That, in a hugely simplified nutshell, is the plot of Interstellar. With this scale of story, Nolan is able to flex his directorial muscles, producing a film that is epic in magnitude, time, space and above all ambition. A slowly building first third gives way to a visually enthralling second act which follows Cooper (Matthew McConaughey), Amelia (Anne Hathaway) and their team on their voyage into the wormhole. There are echoes of 2001: A Space Odyssey as empty space and sparkling stars flicker by; extreme close-ups of grimacing, helmeted faces with reflecting and shimmering lights seemingly a direct homage to Dave Bowman’s own hypnotic voyage. The slowly rotating and distant Endurance spacecraft also harks back to Stanley Kubrick’s groundbreaking work, in particular the spinning hibernation chamber. Nolan is a great admirer of Kubrick’s opus, but Interstellar never really reaches the same level of beauty or transcendence. Granted, there are still visual delights abound and there are a number of genuinely awe-inspiring moments. However, whether these are able to match the innovative images from 2001 or even Alfonso Cuaron’s equally pioneering Gravity, is debatable.
Herein lies one of the key problems for Nolan’s blockbuster. Interstellar doesn’t quite achieve the gripping realism of Gravity and yet neither does it push the boundaries of reality as 2001 so magnificently did. Having said this, there is still much to savour from Nolan’s science-fiction epic. Matt Damon’s unnerving performance as Dr. Mann is a hidden gem and the ship’s sarcastic marine robot, TARS, proves to be one of the most charismatic members of the all-star cast. Some of the imagery conjured up in the final third of the film is also truly stunning, which adds to the unexpectedly moving, if a little hollow, denouement.
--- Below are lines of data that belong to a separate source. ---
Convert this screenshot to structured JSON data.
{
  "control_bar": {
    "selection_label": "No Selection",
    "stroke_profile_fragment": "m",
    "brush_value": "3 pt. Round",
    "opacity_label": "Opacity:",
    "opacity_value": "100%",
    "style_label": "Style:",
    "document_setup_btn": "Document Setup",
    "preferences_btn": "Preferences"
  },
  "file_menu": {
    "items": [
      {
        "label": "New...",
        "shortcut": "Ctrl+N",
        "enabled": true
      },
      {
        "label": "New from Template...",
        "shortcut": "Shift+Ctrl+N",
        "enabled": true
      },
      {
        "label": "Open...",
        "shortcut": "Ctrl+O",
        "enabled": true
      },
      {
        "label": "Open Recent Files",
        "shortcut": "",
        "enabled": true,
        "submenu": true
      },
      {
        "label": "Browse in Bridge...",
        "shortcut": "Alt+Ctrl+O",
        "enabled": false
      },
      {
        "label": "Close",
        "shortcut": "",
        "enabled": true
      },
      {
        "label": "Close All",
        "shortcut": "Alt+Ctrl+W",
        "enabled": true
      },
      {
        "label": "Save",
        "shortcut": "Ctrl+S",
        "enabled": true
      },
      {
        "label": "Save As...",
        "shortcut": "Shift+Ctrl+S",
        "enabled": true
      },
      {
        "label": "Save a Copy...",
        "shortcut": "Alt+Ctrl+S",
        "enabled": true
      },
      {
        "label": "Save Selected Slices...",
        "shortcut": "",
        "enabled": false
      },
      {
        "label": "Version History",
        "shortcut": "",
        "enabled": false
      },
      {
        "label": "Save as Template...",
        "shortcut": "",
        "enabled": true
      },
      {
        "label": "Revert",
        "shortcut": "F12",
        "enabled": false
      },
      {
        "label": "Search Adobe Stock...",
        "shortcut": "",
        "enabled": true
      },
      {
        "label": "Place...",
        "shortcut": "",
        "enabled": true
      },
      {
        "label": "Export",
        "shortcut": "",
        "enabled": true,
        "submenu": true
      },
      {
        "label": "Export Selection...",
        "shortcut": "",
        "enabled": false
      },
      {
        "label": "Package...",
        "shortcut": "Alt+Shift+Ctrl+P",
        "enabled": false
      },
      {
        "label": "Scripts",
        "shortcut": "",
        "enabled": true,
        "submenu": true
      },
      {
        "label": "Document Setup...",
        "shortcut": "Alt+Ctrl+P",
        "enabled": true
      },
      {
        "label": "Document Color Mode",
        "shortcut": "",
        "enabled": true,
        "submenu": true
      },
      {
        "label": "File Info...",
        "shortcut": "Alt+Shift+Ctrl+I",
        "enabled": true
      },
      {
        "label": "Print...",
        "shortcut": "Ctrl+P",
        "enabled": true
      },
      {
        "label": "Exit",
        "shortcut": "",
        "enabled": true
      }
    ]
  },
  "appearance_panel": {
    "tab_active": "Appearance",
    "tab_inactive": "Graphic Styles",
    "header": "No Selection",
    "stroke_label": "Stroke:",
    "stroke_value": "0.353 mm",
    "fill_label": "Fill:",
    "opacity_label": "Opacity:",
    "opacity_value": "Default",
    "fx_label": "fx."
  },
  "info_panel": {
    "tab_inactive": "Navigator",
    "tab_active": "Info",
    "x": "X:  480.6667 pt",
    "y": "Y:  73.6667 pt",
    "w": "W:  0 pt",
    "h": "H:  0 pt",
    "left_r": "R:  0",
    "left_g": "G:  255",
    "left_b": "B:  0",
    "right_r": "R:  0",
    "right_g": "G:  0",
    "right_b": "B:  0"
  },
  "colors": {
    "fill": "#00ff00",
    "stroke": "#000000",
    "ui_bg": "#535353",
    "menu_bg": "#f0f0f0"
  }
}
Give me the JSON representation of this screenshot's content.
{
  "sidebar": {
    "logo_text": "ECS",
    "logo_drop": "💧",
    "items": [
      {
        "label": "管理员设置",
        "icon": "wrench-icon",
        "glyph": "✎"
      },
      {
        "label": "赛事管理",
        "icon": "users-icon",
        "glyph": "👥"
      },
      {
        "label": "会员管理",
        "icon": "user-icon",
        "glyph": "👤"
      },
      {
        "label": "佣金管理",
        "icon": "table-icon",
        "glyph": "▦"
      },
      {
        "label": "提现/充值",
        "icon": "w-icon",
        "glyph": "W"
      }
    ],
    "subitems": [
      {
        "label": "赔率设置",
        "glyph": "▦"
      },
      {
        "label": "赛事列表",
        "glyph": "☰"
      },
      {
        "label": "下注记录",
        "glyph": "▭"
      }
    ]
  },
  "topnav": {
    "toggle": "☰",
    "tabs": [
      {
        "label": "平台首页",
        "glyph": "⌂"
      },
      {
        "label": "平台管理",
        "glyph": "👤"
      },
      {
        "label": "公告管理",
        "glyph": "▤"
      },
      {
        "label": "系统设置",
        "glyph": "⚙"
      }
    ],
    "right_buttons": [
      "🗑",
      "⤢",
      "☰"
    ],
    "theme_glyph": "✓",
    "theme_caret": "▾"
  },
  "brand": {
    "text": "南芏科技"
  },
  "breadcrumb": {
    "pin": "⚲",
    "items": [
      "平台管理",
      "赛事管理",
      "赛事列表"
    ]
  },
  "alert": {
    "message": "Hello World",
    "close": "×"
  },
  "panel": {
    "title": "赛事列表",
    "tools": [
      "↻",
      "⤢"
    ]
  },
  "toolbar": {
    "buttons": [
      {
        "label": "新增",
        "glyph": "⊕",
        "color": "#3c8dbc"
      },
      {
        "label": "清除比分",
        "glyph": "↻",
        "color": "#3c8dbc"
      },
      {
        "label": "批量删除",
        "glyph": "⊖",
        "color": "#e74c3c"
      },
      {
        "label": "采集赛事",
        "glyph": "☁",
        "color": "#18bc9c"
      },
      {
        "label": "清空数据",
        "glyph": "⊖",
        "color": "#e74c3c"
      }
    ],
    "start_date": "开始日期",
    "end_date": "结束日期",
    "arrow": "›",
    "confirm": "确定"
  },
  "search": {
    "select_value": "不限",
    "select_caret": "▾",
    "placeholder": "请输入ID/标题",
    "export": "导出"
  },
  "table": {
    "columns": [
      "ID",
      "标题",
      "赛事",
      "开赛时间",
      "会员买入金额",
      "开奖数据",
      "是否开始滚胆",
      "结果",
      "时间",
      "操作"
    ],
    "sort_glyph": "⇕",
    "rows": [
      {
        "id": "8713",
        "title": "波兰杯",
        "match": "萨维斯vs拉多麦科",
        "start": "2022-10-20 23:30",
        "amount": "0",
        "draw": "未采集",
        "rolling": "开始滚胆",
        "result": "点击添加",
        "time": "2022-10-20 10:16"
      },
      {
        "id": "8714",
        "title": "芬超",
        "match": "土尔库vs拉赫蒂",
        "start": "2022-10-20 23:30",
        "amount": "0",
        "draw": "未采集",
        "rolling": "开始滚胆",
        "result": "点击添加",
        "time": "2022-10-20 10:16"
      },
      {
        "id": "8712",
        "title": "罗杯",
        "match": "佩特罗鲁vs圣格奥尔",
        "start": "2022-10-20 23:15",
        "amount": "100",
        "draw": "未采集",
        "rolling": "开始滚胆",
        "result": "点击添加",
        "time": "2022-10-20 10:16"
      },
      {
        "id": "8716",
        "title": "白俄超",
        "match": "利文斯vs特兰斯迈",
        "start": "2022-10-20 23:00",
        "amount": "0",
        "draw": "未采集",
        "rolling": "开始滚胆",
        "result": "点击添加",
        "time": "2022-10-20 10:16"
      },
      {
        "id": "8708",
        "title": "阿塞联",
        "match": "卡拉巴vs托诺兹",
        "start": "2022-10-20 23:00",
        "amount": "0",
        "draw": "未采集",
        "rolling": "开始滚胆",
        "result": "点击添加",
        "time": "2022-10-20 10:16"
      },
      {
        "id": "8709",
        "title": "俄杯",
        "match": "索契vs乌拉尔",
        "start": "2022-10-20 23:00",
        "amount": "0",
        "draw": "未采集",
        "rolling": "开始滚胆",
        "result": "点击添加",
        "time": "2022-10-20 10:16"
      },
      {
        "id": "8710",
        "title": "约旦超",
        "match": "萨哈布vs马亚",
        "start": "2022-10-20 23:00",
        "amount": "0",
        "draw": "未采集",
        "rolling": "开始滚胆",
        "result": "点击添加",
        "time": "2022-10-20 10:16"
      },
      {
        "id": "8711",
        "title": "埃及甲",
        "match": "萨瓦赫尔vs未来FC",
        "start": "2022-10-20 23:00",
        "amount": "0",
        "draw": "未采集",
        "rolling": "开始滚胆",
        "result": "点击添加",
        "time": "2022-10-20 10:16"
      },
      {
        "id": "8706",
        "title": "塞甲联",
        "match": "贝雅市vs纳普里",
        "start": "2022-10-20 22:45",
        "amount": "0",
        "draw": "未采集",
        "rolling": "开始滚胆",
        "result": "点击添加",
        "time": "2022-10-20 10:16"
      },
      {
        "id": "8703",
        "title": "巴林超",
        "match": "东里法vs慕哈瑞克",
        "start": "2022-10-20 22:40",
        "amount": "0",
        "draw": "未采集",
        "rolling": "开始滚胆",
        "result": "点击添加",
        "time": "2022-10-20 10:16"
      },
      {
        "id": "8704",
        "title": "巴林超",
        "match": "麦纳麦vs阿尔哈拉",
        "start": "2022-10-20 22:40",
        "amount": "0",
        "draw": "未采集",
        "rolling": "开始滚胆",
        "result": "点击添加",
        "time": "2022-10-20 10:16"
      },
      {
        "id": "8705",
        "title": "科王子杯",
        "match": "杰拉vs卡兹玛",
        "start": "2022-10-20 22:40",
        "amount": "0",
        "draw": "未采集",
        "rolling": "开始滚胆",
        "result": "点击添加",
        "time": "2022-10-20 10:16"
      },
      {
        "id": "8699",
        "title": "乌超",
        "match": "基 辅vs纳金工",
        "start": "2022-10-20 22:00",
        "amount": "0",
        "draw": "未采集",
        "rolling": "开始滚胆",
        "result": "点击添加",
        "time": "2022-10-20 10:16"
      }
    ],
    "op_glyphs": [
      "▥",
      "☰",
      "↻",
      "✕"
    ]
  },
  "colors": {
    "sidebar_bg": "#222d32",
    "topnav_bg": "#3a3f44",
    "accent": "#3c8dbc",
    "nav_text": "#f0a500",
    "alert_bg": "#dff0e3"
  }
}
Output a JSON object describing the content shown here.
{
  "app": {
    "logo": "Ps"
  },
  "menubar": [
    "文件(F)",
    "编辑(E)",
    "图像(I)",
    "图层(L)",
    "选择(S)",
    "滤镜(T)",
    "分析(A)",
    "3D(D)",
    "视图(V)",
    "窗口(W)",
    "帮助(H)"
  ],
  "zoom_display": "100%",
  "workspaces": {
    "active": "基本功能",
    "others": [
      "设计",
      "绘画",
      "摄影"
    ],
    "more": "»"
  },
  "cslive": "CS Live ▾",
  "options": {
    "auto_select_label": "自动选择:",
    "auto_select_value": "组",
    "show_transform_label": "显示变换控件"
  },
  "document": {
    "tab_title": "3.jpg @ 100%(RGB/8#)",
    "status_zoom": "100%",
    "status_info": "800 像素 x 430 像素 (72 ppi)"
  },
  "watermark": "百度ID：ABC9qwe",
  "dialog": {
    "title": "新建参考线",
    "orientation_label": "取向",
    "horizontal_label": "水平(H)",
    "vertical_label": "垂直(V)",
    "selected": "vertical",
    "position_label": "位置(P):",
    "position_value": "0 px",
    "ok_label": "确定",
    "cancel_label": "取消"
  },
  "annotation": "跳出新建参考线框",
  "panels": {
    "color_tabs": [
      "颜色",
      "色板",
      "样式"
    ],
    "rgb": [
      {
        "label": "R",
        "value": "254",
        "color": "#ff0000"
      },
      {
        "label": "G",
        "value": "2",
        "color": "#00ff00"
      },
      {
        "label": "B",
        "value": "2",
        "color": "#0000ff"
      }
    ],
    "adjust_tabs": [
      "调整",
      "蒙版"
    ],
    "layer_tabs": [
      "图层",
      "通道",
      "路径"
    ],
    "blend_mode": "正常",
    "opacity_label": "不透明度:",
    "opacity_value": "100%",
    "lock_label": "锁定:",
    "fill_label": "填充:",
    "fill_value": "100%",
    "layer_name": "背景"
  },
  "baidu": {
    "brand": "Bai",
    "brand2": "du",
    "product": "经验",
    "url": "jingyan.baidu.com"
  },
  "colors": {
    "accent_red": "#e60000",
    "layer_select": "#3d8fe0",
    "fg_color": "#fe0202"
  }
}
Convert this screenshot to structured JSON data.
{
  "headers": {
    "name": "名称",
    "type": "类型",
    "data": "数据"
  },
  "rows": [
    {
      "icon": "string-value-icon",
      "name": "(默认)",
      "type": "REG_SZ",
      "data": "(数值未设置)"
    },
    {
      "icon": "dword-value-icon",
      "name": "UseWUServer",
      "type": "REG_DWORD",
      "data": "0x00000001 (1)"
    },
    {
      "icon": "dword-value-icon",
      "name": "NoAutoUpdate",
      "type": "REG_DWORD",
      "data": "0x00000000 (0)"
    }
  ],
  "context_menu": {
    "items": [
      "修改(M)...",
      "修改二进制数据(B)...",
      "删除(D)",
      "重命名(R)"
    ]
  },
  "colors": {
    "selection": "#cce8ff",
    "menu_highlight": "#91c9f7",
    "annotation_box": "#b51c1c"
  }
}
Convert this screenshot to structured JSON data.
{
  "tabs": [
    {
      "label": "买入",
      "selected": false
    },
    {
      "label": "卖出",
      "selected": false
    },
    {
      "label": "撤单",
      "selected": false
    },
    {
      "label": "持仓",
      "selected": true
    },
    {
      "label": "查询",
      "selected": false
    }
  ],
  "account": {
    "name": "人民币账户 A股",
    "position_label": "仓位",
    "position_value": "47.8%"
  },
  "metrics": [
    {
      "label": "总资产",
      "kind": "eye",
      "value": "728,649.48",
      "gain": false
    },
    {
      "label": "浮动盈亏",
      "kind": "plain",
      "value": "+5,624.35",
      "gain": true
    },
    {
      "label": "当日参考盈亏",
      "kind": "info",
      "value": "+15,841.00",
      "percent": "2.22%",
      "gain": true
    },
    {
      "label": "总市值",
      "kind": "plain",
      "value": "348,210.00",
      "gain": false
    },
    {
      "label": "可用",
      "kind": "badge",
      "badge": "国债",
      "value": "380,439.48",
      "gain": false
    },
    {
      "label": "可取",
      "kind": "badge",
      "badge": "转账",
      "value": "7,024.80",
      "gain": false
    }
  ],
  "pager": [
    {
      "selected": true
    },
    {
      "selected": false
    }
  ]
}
Interstellar doesn’t quite live up to the hype then, and it’s certainly not Nolan’s most complete film. There are flashes of brilliance, moments of staggering beauty, but there are also moments which don’t quite work. Hollywood will be hoping that Interstellar can save it from a disastrous year at the box office, which it most likely will do given how much more expansive and aspirational it is versus Hollywood’s other features this year. Despite this, one can’t help but feel that so much more could have been made of the stunning visuals which Nolan envisages. As it is, Interstellar sits rather uneasily alongside fellow space marvels Gravity and 2001.
★★★☆☆ IMDb: 8.9 Rotten Tomatoes: 72%